### Try it:
Please reproduce every entry below without omitting a single line.

(Stored items from a collection)
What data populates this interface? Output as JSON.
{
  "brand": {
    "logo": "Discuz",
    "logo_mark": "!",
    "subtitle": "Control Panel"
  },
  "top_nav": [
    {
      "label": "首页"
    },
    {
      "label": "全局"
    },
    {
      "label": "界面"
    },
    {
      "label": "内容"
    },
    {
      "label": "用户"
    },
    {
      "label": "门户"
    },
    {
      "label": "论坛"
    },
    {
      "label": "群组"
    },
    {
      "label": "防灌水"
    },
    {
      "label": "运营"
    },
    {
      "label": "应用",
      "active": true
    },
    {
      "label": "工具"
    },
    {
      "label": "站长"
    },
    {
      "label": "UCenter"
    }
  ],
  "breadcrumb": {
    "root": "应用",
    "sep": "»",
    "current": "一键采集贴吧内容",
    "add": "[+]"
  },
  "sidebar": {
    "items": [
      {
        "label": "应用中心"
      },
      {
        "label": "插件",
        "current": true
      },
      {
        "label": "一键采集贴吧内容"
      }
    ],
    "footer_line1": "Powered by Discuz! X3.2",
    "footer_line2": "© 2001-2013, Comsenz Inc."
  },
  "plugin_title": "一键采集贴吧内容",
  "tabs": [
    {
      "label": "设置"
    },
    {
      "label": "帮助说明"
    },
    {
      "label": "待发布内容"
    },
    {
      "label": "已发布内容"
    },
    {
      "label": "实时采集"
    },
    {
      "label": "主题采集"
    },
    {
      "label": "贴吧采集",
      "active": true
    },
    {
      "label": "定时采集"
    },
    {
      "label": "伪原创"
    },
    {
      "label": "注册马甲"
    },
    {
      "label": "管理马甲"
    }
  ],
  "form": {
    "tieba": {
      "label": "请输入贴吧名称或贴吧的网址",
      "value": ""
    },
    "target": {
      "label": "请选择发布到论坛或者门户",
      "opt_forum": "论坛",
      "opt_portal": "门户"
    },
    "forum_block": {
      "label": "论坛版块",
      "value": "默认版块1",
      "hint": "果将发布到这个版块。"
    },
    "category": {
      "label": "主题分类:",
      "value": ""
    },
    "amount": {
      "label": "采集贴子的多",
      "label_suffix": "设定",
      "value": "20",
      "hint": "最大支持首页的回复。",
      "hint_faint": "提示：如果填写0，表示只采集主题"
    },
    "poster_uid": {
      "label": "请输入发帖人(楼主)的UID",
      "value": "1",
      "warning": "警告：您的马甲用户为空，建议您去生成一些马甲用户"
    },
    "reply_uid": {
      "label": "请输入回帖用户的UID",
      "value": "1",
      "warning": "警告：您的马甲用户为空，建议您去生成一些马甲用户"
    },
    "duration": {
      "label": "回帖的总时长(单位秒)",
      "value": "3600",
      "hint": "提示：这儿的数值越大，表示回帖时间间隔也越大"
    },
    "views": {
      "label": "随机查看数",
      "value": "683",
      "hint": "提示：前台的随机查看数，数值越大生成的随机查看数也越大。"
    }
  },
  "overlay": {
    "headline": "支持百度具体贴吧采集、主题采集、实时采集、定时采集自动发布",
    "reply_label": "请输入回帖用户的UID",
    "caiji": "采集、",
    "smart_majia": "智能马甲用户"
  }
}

### Output of the exercise:
What data populates this interface? Output as JSON.
{
  "brand": {
    "logo": "Discuz",
    "logo_mark": "!",
    "subtitle": "Control Panel"
  },
  "top_nav": [
    {
      "label": "首页"
    },
    {
      "label": "全局"
    },
    {
      "label": "界面"
    },
    {
      "label": "内容"
    },
    {
      "label": "用户"
    },
    {
      "label": "门户"
    },
    {
      "label": "论坛"
    },
    {
      "label": "群组"
    },
    {
      "label": "防灌水"
    },
    {
      "label": "运营"
    },
    {
      "label": "应用",
      "active": true
    },
    {
      "label": "工具"
    },
    {
      "label": "站长"
    },
    {
      "label": "UCenter"
    }
  ],
  "breadcrumb": {
    "root": "应用",
    "sep": "»",
    "current": "一键采集贴吧内容",
    "add": "[+]"
  },
  "sidebar": {
    "items": [
      {
        "label": "应用中心"
      },
      {
        "label": "插件",
        "current": true
      },
      {
        "label": "一键采集贴吧内容"
      }
    ],
    "footer_line1": "Powered by Discuz! X3.2",
    "footer_line2": "© 2001-2013, Comsenz Inc."
  },
  "plugin_title": "一键采集贴吧内容",
  "tabs": [
    {
      "label": "设置"
    },
    {
      "label": "帮助说明"
    },
    {
      "label": "待发布内容"
    },
    {
      "label": "已发布内容"
    },
    {
      "label": "实时采集"
    },
    {
      "label": "主题采集"
    },
    {
      "label": "贴吧采集",
      "active": true
    },
    {
      "label": "定时采集"
    },
    {
      "label": "伪原创"
    },
    {
      "label": "注册马甲"
    },
    {
      "label": "管理马甲"
    }
  ],
  "form": {
    "tieba": {
      "label": "请输入贴吧名称或贴吧的网址",
      "value": ""
    },
    "target": {
      "label": "请选择发布到论坛或者门户",
      "opt_forum": "论坛",
      "opt_portal": "门户"
    },
    "forum_block": {
      "label": "论坛版块",
      "value": "默认版块1",
      "hint": "果将发布到这个版块。"
    },
    "category": {
      "label": "主题分类:",
      "value": ""
    },
    "amount": {
      "label": "采集贴子的多",
      "label_suffix": "设定",
      "value": "20",
      "hint": "最大支持首页的回复。",
      "hint_faint": "提示：如果填写0，表示只采集主题"
    },
    "poster_uid": {
      "label": "请输入发帖人(楼主)的UID",
      "value": "1",
      "warning": "警告：您的马甲用户为空，建议您去生成一些马甲用户"
    },
    "reply_uid": {
      "label": "请输入回帖用户的UID",
      "value": "1",
      "warning": "警告：您的马甲用户为空，建议您去生成一些马甲用户"
    },
    "duration": {
      "label": "回帖的总时长(单位秒)",
      "value": "3600",
      "hint": "提示：这儿的数值越大，表示回帖时间间隔也越大"
    },
    "views": {
      "label": "随机查看数",
      "value": "683",
      "hint": "提示：前台的随机查看数，数值越大生成的随机查看数也越大。"
    }
  },
  "overlay": {
    "headline": "支持百度具体贴吧采集、主题采集、实时采集、定时采集自动发布",
    "reply_label": "请输入回帖用户的UID",
    "caiji": "采集、",
    "smart_majia": "智能马甲用户"
  }
}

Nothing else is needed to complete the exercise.